John Holland received a fine of $242,000 by the Federal Court earlier this month for their breach of workplace safety laws by failing to protect staff from injury or death at a Pilbara mine.
The company’s oversight caused a death at BHP Billiton’s Mt.Whaleback site.
Wayne Moore died in early 2009 when he plummeted 12m from an unsafely secured sheet of grid mesh on a machine. It is undisclosed how much Moore earned, but the typical tradesmen in his sector often earned over $150,000 annually and senior workers often received over $250,000.

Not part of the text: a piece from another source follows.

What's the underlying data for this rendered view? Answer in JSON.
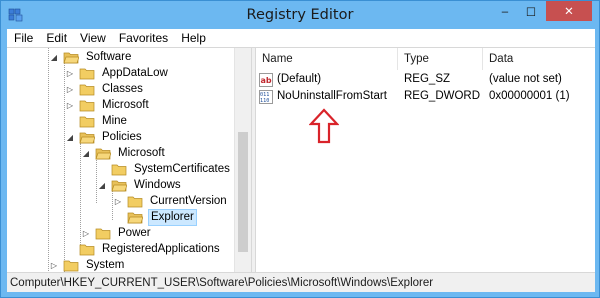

The court imposed the highest penalty under the old OHS safety regime when safety watchdog Comcare pursued a successful prosecution. Later, the maximum penalty under the national system rose to $1.5 million for the same type of offense and $3m for more significant breaches. The Construction, Forestry, Mining and Energy Union commented that the case displayed the inadequacies of penalties in the region.
State Secretary Mick Buchan stated that nominal fines sent a problematic message to employees since many in the sector earned the same around the same amount as the fine.